Then there was the 64-year-old man who told of fleeing to Damascus after a bomb blew up at the bus stop where his son had been standing minutes earlier. He said his other son was pulled over at gunpoint by soldiers and harassed simply because the word freedom was spelled out in the dust on his car.

The man said he had been unable to get help for his chest pain until he visited with Dr. Al-Husami and his team. During a delicate procedure, a key blocked coronary artery was opened with a stent and then the patient was provided follow-up care and enough blood-thinning drug to last a year.

“I was tearful many times,” says Dr. Al-Husami, in recounting the care he provided. “It’s tough. I am an emotional guy.”

Dr. Al-Husami, a private physician who enjoys privileges at The Miriam and serves on the faculty of Brown University, attended medical school in Jordan before moving to New York.
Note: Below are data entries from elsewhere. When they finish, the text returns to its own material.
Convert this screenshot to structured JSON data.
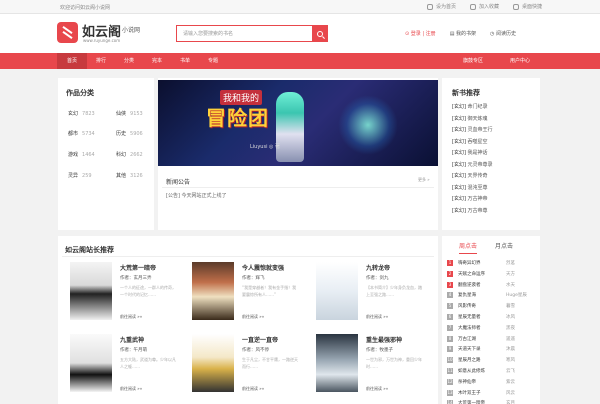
{
  "topbar": {
    "welcome": "欢迎访问如云阁小说网",
    "links": [
      "设为首页",
      "加入收藏",
      "桌面快捷"
    ]
  },
  "header": {
    "logo_title": "如云阁",
    "logo_sub": "小说网",
    "logo_url": "www.ruyunge.com",
    "search_placeholder": "请输入您要搜索的书名",
    "user_links": {
      "login": "登录",
      "register": "注册",
      "bookshelf": "我的书架",
      "history": "阅读历史"
    }
  },
  "nav": {
    "items": [
      "首页",
      "排行",
      "分类",
      "完本",
      "书单",
      "专题"
    ],
    "right_items": [
      "旗鼓专区",
      "用户中心"
    ],
    "active_index": 0
  },
  "categories": {
    "title": "作品分类",
    "items": [
      {
        "name": "玄幻",
        "count": "7823"
      },
      {
        "name": "仙侠",
        "count": "9153"
      },
      {
        "name": "都市",
        "count": "5734"
      },
      {
        "name": "历史",
        "count": "5906"
      },
      {
        "name": "游戏",
        "count": "1464"
      },
      {
        "name": "科幻",
        "count": "2662"
      },
      {
        "name": "灵异",
        "count": "259"
      },
      {
        "name": "其他",
        "count": "3126"
      }
    ]
  },
  "banner": {
    "line1": "我和我的",
    "line2": "冒险团",
    "credit": "Liuyusi ◎ 著"
  },
  "news": {
    "title": "新闻公告",
    "more": "更多 »",
    "line": "[公告] 今天网站正式上线了"
  },
  "new_books": {
    "title": "新书推荐",
    "items": [
      {
        "tag": "[玄幻]",
        "name": "命门纪录"
      },
      {
        "tag": "[玄幻]",
        "name": "御天炼魂"
      },
      {
        "tag": "[玄幻]",
        "name": "灵血帝王行"
      },
      {
        "tag": "[玄幻]",
        "name": "吞噬星空"
      },
      {
        "tag": "[玄幻]",
        "name": "我是神话"
      },
      {
        "tag": "[玄幻]",
        "name": "元灵帝尊录"
      },
      {
        "tag": "[玄幻]",
        "name": "天界传奇"
      },
      {
        "tag": "[玄幻]",
        "name": "混沌至尊"
      },
      {
        "tag": "[玄幻]",
        "name": "万古神帝"
      },
      {
        "tag": "[玄幻]",
        "name": "万古帝尊"
      }
    ]
  },
  "recommend": {
    "title": "如云阁站长推荐",
    "read_label": "前往阅读 »»",
    "books": [
      {
        "name": "大荒第一暗帝",
        "author": "作者：玄月三弄",
        "desc": "一个人的征途，一群人的传奇，一个时代的记忆……"
      },
      {
        "name": "今人震惊就变强",
        "author": "作者：辉飞",
        "desc": "“我是穿越者！我有金手指！我要震惊所有人……”"
      },
      {
        "name": "九转龙帝",
        "author": "作者：剑九",
        "desc": "【本书简介】少年身负龙血，踏上至强之路……"
      },
      {
        "name": "九重武神",
        "author": "作者：午月萌",
        "desc": "五方大陆，武道为尊。少年以凡人之躯……"
      },
      {
        "name": "一直逆一直帝",
        "author": "作者：风不停",
        "desc": "生于凡尘，不甘平庸，一路逆天而行……"
      },
      {
        "name": "重生最强邪神",
        "author": "作者：牧墨子",
        "desc": "一世为邪，万世为神，重回少年时……"
      }
    ]
  },
  "ranking": {
    "tabs": [
      "周点击",
      "月点击"
    ],
    "rows": [
      {
        "name": "嗨奇异幻界",
        "author": "烈茗"
      },
      {
        "name": "天赋之命运序",
        "author": "天方"
      },
      {
        "name": "翻盘逆袭者",
        "author": "水天"
      },
      {
        "name": "复仇星海",
        "author": "Huge星辰"
      },
      {
        "name": "风影传奇",
        "author": "暮雪"
      },
      {
        "name": "星辰无量者",
        "author": "冰风"
      },
      {
        "name": "大魔法师者",
        "author": "黑夜"
      },
      {
        "name": "万古江湖",
        "author": "遥遥"
      },
      {
        "name": "天道天下录",
        "author": "沐晨"
      },
      {
        "name": "星辰月之路",
        "author": "寒风"
      },
      {
        "name": "如意从此修炼",
        "author": "云飞"
      },
      {
        "name": "杀神仙帝",
        "author": "紫云"
      },
      {
        "name": "木叶双王子",
        "author": "风云"
      },
      {
        "name": "大荒第一暗帝",
        "author": "玄月"
      }
    ]
  },
  "colors": {
    "brand": "#e8474c",
    "brand_dark": "#c73a3e"
  }
}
He was 26 and eager to come to the United State to pursue his medical career and raise his family.

Over the years, he volunteered at health clinics for the poor. And he has paid close attention to the political turmoil in Syria that has sent an estimated 1.4 million refugees to Jordan.

Dr. Al-Husami was among 55 volunteers from five countries treating Syrian refugees at 13 locations in Jordan.

Dr. Al-Husami was among 55 volunteers from five countries treating Syrian refugees during a recent medical mission.

“Massive humanitarian needs,” he says, describing how refugees suffer from depression, stress and anxiety, which, when combined with smoking and sedentary lifestyles, make them prone to cardiac conditions. So, when he learned that the Syrian American Medical Society was organizing a medical mission to Jordan, he eagerly volunteered -- even though it meant paying his own way and taking a week out of work.

“They are close cultures,” he says, describing both his homeland and Syria as “beautiful countries.”

The medical mission involved 55 volunteers from five countries working at 13 locations.

Al-Husami took charge of the cardiology team, which was dispatched to Gardens Hospital in Amman to operate a catheterization lab. Patients were screened in advance and then bused to the capital for further evaluation and, if needed, treatment at no cost. Many came from the Zaatari Refugee Camp, which has grown into a near permanent settlement of 80,000 Syrians since opening in 2012.

Global Partnerships

The Syrian American Medical Society (SAMS) is a nonpolitical, nonprofit medical relief organization that is working on the front lines of crisis relief in Syria and neighboring countries to alleviate suffering and save lives.

SAMS provides medical care and treatment to every patient in need.

 

Some Syrians came from poor Jordanian neighborhoods where they have settled but lack medical care.

In one week, Dr. Al-Husami’s team performed 79 coronary procedures, about 14 a day.

“When you get there, you don’t want to leave any patients behind,” he says. “We worked from 6 in the morning until 10 at night for six days.”

Dr. Al-Husami, who has returned to seeing his cardiac patients at The Miriam, already has plans to join two more missions to Syria later in 2017.

“It’s more emotional because you are from that part of the world, but now I feel I am ready to go to any part of the world because humans are humans,” he says “I have this motivation to help needy people.”